Excerpts from an interface dataset
________________________________________

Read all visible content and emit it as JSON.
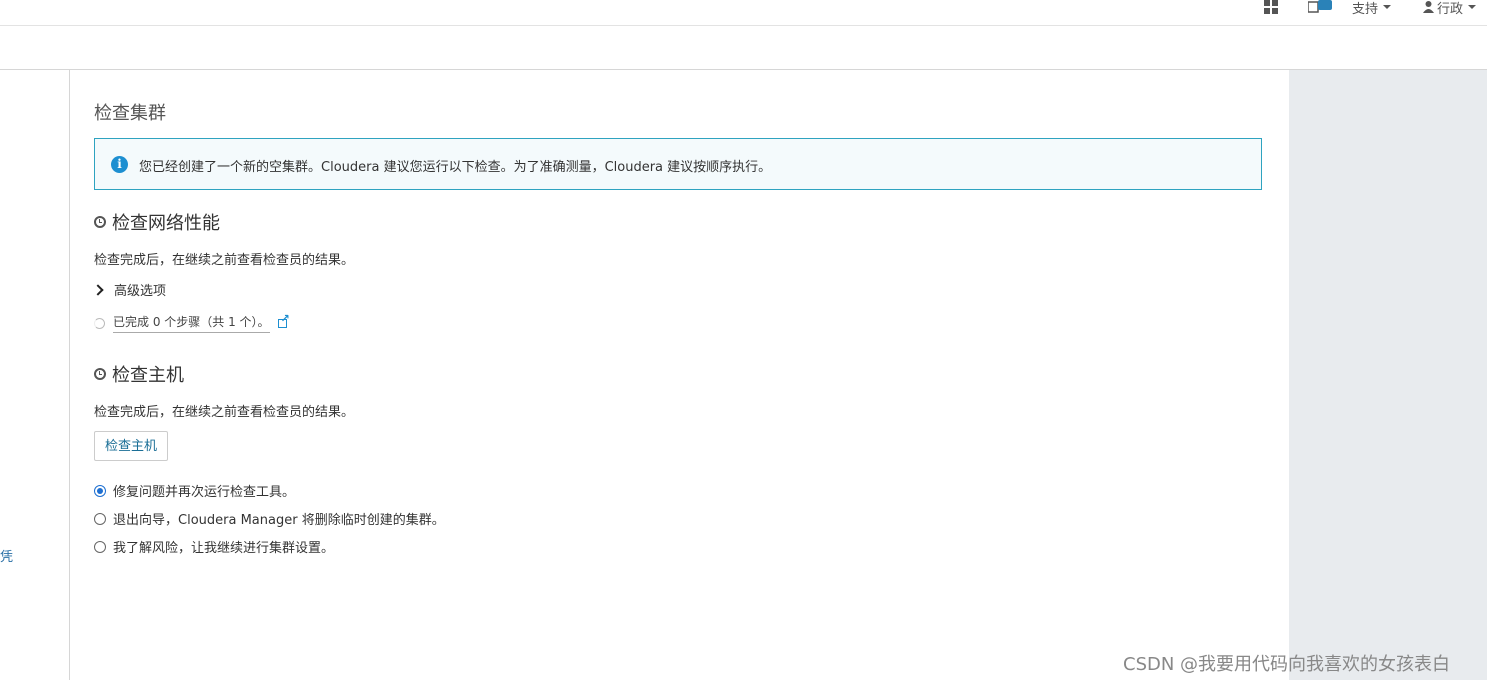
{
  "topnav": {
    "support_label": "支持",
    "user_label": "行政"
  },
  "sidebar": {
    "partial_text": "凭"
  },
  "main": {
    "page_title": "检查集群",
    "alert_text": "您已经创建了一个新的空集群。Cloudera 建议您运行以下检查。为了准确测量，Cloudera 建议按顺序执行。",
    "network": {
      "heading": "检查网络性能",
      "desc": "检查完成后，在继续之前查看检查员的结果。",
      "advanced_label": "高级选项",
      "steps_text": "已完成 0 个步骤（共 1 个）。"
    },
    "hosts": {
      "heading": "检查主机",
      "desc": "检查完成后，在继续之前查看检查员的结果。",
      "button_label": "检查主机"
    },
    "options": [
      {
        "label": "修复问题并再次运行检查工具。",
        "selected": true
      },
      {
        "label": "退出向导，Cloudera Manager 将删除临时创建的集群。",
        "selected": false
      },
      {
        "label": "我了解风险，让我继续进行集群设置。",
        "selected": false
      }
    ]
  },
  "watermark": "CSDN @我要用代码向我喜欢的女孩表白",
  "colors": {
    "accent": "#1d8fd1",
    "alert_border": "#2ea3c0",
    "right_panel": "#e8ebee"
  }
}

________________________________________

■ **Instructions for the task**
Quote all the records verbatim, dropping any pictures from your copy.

■ **Written solution**
Read all visible content and emit it as JSON.
{
  "topnav": {
    "support_label": "支持",
    "user_label": "行政"
  },
  "sidebar": {
    "partial_text": "凭"
  },
  "main": {
    "page_title": "检查集群",
    "alert_text": "您已经创建了一个新的空集群。Cloudera 建议您运行以下检查。为了准确测量，Cloudera 建议按顺序执行。",
    "network": {
      "heading": "检查网络性能",
      "desc": "检查完成后，在继续之前查看检查员的结果。",
      "advanced_label": "高级选项",
      "steps_text": "已完成 0 个步骤（共 1 个）。"
    },
    "hosts": {
      "heading": "检查主机",
      "desc": "检查完成后，在继续之前查看检查员的结果。",
      "button_label": "检查主机"
    },
    "options": [
      {
        "label": "修复问题并再次运行检查工具。",
        "selected": true
      },
      {
        "label": "退出向导，Cloudera Manager 将删除临时创建的集群。",
        "selected": false
      },
      {
        "label": "我了解风险，让我继续进行集群设置。",
        "selected": false
      }
    ]
  },
  "watermark": "CSDN @我要用代码向我喜欢的女孩表白",
  "colors": {
    "accent": "#1d8fd1",
    "alert_border": "#2ea3c0",
    "right_panel": "#e8ebee"
  }
}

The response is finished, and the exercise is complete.